In an organization, the line authority flows from top to bottom and the staff authority is exercised by the specialists over the line managers who advise them on important matters. These specialists stand ready with their specialty to serve line mangers as and when their services are called for, to collect information and to give help which will enable the line officials to carry out their activities better. The staff officers do not have any power of command in the organization as they are employed to provide expert advice to the line officers. The ‘line’ maintains discipline and stability; the ‘staff’ provides expert information. The line gets out the production, the staffs carries on the research, planning, scheduling, establishing of standards and recording of performance. The authority by which the staff performs these functions is
delegated by the line and the performance must be acceptable to the line before action is taken.
The following figure depicts the line and staff authority:
Types of Staff

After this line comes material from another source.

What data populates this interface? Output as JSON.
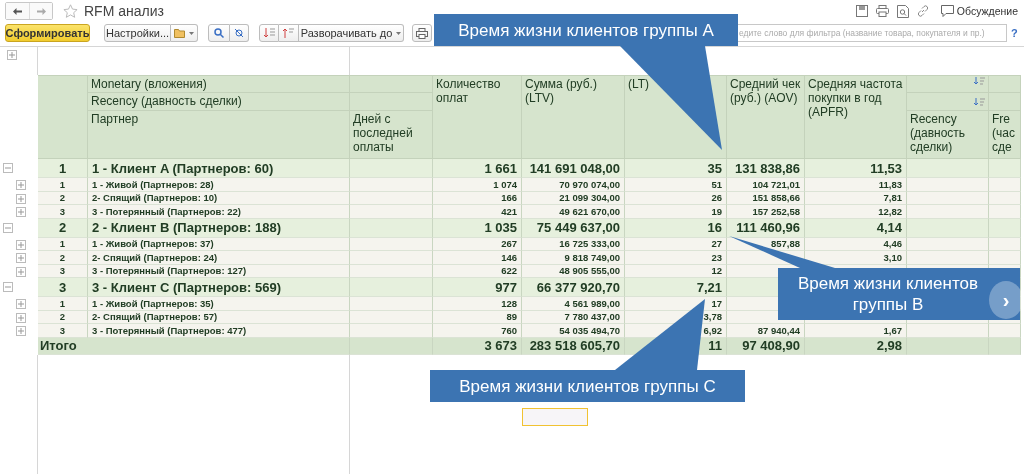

The staff position established as a measure of support for the line managers may take the following forms:
1. Personal Staff: Here the staff official is attached as a personal assistant or adviser to the line manager. For example, Assistant to managing director.
2. Specialized Staff: Such staff acts as the fountainhead of expertise in specialized areas like R & D, personnel, accounting etc.
3. General Staff: This category of staff consists of a set of experts in different areas who are meant to advise and assist the top management on matters called for expertise. For example, Financial advisor, technical advisor etc.
Features of line and staff organization
• Under this system, there are line officers who have authority and command over the subordinates and are accountable for the tasks entrusted to them. The staff officers are specialists who offer expert advice to the line officers to perform their tasks efficiently.
• Under this system, the staff officers prepare the plans and give advice to the line officers and the line officers execute the plan with the help of workers.
• The line and staff organization is based on the principle of specialization.
• It brings expert knowledge to bear upon management and operating problems. Thus, the line managers get the benefit of specialized knowledge of staff specialists at various levels.
• The expert advice and guidance given by the staff officers to the line officers benefit the entire organization.
• As the staff officers look after the detailed analysis of each important managerial activity, it relieves the line managers of the botheration of concentrating on specialized functions.
• Staff specialists help the line managers in taking better decisions by providing expert advice. Therefore, there will be sound managerial decisions under this system.
• It makes possible the principle of undivided responsibility and authority, and at the same time permits staff specialization. Thus, the organization takes advantage of functional organization while maintaining the unity of command.
• It is based upon planned specialization.
• Line and staff organization has greater flexibility, in the sense that new specialized activities can be added to the line activities without disturbing the line procedure.
• Unless the duties and responsibilities of the staff members are clearly indicated by charts and manuals, there may be considerable confusion throughout the organization as to the functions and positions of staff members with relation to the line supervisors.
• There is generally a conflict between the line and staff executives. The line managers feel that staff specialists do not always give right type of advice, and staff officials generally complain that their advice is not properly attended to.
• Line managers sometimes may resent the activities of staff members, feeling that prestige and influence of line managers suffer from the presence of the specialists.
• The staff experts may be ineffective because they do not get the authority to implement their recommendations.
• This type of organization requires the appointment of large number of staff officers or experts in addition to the line officers. As a result, this system becomes quite expensive.
• Although expert information and advice are available, they reach the workers through the officers and thus run the risk of misunderstanding and misinterpretation.